§ **Listed records**:
════════════════
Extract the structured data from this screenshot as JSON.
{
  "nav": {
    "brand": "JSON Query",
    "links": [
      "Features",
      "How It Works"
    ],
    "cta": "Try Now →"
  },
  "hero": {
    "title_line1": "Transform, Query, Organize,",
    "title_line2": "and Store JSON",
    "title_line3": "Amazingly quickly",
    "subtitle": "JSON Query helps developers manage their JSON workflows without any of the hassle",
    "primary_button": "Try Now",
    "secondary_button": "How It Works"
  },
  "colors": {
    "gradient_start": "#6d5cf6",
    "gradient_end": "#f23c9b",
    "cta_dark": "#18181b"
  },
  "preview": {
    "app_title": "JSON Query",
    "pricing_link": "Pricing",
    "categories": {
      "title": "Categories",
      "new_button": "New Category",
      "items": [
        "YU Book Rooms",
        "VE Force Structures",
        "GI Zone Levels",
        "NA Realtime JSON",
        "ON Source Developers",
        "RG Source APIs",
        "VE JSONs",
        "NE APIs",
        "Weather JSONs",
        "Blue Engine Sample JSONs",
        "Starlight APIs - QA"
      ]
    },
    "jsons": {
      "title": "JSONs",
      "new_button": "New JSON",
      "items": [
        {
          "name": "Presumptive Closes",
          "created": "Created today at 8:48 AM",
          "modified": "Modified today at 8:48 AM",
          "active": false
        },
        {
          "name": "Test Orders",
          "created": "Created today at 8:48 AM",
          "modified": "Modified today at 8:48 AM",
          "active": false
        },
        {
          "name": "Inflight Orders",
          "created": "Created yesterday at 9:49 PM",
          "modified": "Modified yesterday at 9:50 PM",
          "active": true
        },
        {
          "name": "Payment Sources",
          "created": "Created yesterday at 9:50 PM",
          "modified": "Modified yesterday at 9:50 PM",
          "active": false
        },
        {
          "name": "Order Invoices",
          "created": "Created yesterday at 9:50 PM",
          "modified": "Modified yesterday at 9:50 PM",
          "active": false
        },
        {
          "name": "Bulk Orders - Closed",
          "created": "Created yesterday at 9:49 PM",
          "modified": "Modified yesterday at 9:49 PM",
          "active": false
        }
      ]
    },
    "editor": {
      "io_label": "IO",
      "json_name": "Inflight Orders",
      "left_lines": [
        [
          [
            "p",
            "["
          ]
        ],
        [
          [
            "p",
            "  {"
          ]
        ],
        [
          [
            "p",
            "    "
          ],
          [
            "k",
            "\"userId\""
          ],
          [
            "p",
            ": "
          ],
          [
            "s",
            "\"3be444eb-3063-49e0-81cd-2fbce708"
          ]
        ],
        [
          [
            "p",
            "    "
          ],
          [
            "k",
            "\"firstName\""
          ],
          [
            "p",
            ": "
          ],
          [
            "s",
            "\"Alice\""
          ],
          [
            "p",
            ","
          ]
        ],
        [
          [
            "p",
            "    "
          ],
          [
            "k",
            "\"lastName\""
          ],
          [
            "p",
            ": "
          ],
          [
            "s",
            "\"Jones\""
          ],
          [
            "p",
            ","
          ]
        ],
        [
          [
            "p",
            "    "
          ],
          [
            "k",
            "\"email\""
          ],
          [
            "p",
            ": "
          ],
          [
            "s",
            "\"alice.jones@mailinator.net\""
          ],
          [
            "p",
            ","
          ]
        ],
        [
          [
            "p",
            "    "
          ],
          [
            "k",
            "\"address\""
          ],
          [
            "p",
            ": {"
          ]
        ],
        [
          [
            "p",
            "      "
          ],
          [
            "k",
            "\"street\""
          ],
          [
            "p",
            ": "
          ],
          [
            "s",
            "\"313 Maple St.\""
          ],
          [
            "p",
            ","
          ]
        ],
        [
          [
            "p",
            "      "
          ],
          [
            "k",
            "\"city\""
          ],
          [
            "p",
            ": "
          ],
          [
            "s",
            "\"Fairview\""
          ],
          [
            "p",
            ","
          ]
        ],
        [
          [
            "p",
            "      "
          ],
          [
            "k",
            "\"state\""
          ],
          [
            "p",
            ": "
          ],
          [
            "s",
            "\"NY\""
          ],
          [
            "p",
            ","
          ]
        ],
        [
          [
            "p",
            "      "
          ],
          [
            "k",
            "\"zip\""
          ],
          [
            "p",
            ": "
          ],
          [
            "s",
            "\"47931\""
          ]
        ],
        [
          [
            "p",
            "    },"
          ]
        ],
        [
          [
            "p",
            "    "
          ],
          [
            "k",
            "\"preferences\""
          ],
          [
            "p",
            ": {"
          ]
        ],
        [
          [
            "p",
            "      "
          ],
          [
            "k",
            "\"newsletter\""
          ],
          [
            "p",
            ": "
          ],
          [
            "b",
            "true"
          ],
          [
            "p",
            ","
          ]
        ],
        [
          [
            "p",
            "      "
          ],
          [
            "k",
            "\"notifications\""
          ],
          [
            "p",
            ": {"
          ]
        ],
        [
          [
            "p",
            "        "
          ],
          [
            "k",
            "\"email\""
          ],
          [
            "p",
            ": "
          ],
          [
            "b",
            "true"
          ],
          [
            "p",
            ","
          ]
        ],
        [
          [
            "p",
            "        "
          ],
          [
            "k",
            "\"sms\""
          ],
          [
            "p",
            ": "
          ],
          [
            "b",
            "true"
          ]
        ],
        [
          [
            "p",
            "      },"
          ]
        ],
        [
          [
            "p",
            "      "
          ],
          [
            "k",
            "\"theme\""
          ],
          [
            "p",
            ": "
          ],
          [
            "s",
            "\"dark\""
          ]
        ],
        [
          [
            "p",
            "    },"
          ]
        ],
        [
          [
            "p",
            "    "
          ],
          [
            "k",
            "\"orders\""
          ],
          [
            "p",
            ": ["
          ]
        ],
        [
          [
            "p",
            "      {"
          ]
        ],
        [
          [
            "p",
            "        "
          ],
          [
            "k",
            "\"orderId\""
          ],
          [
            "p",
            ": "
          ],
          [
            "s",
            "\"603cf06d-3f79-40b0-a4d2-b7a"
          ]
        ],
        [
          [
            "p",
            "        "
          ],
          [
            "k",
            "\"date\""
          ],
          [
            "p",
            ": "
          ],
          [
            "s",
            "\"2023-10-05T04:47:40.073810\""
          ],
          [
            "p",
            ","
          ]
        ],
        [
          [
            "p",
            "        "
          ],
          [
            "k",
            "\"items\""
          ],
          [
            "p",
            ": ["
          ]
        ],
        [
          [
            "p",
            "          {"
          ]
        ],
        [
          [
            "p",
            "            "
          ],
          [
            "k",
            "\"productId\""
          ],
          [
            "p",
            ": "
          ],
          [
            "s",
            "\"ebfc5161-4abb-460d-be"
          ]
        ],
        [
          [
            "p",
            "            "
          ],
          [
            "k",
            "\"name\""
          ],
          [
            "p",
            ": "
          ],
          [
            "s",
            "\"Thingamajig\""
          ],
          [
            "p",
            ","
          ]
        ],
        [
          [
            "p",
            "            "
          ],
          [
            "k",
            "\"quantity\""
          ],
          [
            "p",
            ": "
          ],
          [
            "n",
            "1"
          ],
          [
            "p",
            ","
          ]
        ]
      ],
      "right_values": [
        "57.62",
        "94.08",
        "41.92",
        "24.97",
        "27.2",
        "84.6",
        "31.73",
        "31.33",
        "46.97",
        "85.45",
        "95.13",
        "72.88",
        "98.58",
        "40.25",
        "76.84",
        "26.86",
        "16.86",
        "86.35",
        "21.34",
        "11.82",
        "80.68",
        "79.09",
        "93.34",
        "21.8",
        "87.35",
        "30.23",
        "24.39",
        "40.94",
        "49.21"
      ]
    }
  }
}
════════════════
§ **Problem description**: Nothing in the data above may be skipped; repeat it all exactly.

§ **Result of the task**:
Extract the structured data from this screenshot as JSON.
{
  "nav": {
    "brand": "JSON Query",
    "links": [
      "Features",
      "How It Works"
    ],
    "cta": "Try Now →"
  },
  "hero": {
    "title_line1": "Transform, Query, Organize,",
    "title_line2": "and Store JSON",
    "title_line3": "Amazingly quickly",
    "subtitle": "JSON Query helps developers manage their JSON workflows without any of the hassle",
    "primary_button": "Try Now",
    "secondary_button": "How It Works"
  },
  "colors": {
    "gradient_start": "#6d5cf6",
    "gradient_end": "#f23c9b",
    "cta_dark": "#18181b"
  },
  "preview": {
    "app_title": "JSON Query",
    "pricing_link": "Pricing",
    "categories": {
      "title": "Categories",
      "new_button": "New Category",
      "items": [
        "YU Book Rooms",
        "VE Force Structures",
        "GI Zone Levels",
        "NA Realtime JSON",
        "ON Source Developers",
        "RG Source APIs",
        "VE JSONs",
        "NE APIs",
        "Weather JSONs",
        "Blue Engine Sample JSONs",
        "Starlight APIs - QA"
      ]
    },
    "jsons": {
      "title": "JSONs",
      "new_button": "New JSON",
      "items": [
        {
          "name": "Presumptive Closes",
          "created": "Created today at 8:48 AM",
          "modified": "Modified today at 8:48 AM",
          "active": false
        },
        {
          "name": "Test Orders",
          "created": "Created today at 8:48 AM",
          "modified": "Modified today at 8:48 AM",
          "active": false
        },
        {
          "name": "Inflight Orders",
          "created": "Created yesterday at 9:49 PM",
          "modified": "Modified yesterday at 9:50 PM",
          "active": true
        },
        {
          "name": "Payment Sources",
          "created": "Created yesterday at 9:50 PM",
          "modified": "Modified yesterday at 9:50 PM",
          "active": false
        },
        {
          "name": "Order Invoices",
          "created": "Created yesterday at 9:50 PM",
          "modified": "Modified yesterday at 9:50 PM",
          "active": false
        },
        {
          "name": "Bulk Orders - Closed",
          "created": "Created yesterday at 9:49 PM",
          "modified": "Modified yesterday at 9:49 PM",
          "active": false
        }
      ]
    },
    "editor": {
      "io_label": "IO",
      "json_name": "Inflight Orders",
      "left_lines": [
        [
          [
            "p",
            "["
          ]
        ],
        [
          [
            "p",
            "  {"
          ]
        ],
        [
          [
            "p",
            "    "
          ],
          [
            "k",
            "\"userId\""
          ],
          [
            "p",
            ": "
          ],
          [
            "s",
            "\"3be444eb-3063-49e0-81cd-2fbce708"
          ]
        ],
        [
          [
            "p",
            "    "
          ],
          [
            "k",
            "\"firstName\""
          ],
          [
            "p",
            ": "
          ],
          [
            "s",
            "\"Alice\""
          ],
          [
            "p",
            ","
          ]
        ],
        [
          [
            "p",
            "    "
          ],
          [
            "k",
            "\"lastName\""
          ],
          [
            "p",
            ": "
          ],
          [
            "s",
            "\"Jones\""
          ],
          [
            "p",
            ","
          ]
        ],
        [
          [
            "p",
            "    "
          ],
          [
            "k",
            "\"email\""
          ],
          [
            "p",
            ": "
          ],
          [
            "s",
            "\"alice.jones@mailinator.net\""
          ],
          [
            "p",
            ","
          ]
        ],
        [
          [
            "p",
            "    "
          ],
          [
            "k",
            "\"address\""
          ],
          [
            "p",
            ": {"
          ]
        ],
        [
          [
            "p",
            "      "
          ],
          [
            "k",
            "\"street\""
          ],
          [
            "p",
            ": "
          ],
          [
            "s",
            "\"313 Maple St.\""
          ],
          [
            "p",
            ","
          ]
        ],
        [
          [
            "p",
            "      "
          ],
          [
            "k",
            "\"city\""
          ],
          [
            "p",
            ": "
          ],
          [
            "s",
            "\"Fairview\""
          ],
          [
            "p",
            ","
          ]
        ],
        [
          [
            "p",
            "      "
          ],
          [
            "k",
            "\"state\""
          ],
          [
            "p",
            ": "
          ],
          [
            "s",
            "\"NY\""
          ],
          [
            "p",
            ","
          ]
        ],
        [
          [
            "p",
            "      "
          ],
          [
            "k",
            "\"zip\""
          ],
          [
            "p",
            ": "
          ],
          [
            "s",
            "\"47931\""
          ]
        ],
        [
          [
            "p",
            "    },"
          ]
        ],
        [
          [
            "p",
            "    "
          ],
          [
            "k",
            "\"preferences\""
          ],
          [
            "p",
            ": {"
          ]
        ],
        [
          [
            "p",
            "      "
          ],
          [
            "k",
            "\"newsletter\""
          ],
          [
            "p",
            ": "
          ],
          [
            "b",
            "true"
          ],
          [
            "p",
            ","
          ]
        ],
        [
          [
            "p",
            "      "
          ],
          [
            "k",
            "\"notifications\""
          ],
          [
            "p",
            ": {"
          ]
        ],
        [
          [
            "p",
            "        "
          ],
          [
            "k",
            "\"email\""
          ],
          [
            "p",
            ": "
          ],
          [
            "b",
            "true"
          ],
          [
            "p",
            ","
          ]
        ],
        [
          [
            "p",
            "        "
          ],
          [
            "k",
            "\"sms\""
          ],
          [
            "p",
            ": "
          ],
          [
            "b",
            "true"
          ]
        ],
        [
          [
            "p",
            "      },"
          ]
        ],
        [
          [
            "p",
            "      "
          ],
          [
            "k",
            "\"theme\""
          ],
          [
            "p",
            ": "
          ],
          [
            "s",
            "\"dark\""
          ]
        ],
        [
          [
            "p",
            "    },"
          ]
        ],
        [
          [
            "p",
            "    "
          ],
          [
            "k",
            "\"orders\""
          ],
          [
            "p",
            ": ["
          ]
        ],
        [
          [
            "p",
            "      {"
          ]
        ],
        [
          [
            "p",
            "        "
          ],
          [
            "k",
            "\"orderId\""
          ],
          [
            "p",
            ": "
          ],
          [
            "s",
            "\"603cf06d-3f79-40b0-a4d2-b7a"
          ]
        ],
        [
          [
            "p",
            "        "
          ],
          [
            "k",
            "\"date\""
          ],
          [
            "p",
            ": "
          ],
          [
            "s",
            "\"2023-10-05T04:47:40.073810\""
          ],
          [
            "p",
            ","
          ]
        ],
        [
          [
            "p",
            "        "
          ],
          [
            "k",
            "\"items\""
          ],
          [
            "p",
            ": ["
          ]
        ],
        [
          [
            "p",
            "          {"
          ]
        ],
        [
          [
            "p",
            "            "
          ],
          [
            "k",
            "\"productId\""
          ],
          [
            "p",
            ": "
          ],
          [
            "s",
            "\"ebfc5161-4abb-460d-be"
          ]
        ],
        [
          [
            "p",
            "            "
          ],
          [
            "k",
            "\"name\""
          ],
          [
            "p",
            ": "
          ],
          [
            "s",
            "\"Thingamajig\""
          ],
          [
            "p",
            ","
          ]
        ],
        [
          [
            "p",
            "            "
          ],
          [
            "k",
            "\"quantity\""
          ],
          [
            "p",
            ": "
          ],
          [
            "n",
            "1"
          ],
          [
            "p",
            ","
          ]
        ]
      ],
      "right_values": [
        "57.62",
        "94.08",
        "41.92",
        "24.97",
        "27.2",
        "84.6",
        "31.73",
        "31.33",
        "46.97",
        "85.45",
        "95.13",
        "72.88",
        "98.58",
        "40.25",
        "76.84",
        "26.86",
        "16.86",
        "86.35",
        "21.34",
        "11.82",
        "80.68",
        "79.09",
        "93.34",
        "21.8",
        "87.35",
        "30.23",
        "24.39",
        "40.94",
        "49.21"
      ]
    }
  }
}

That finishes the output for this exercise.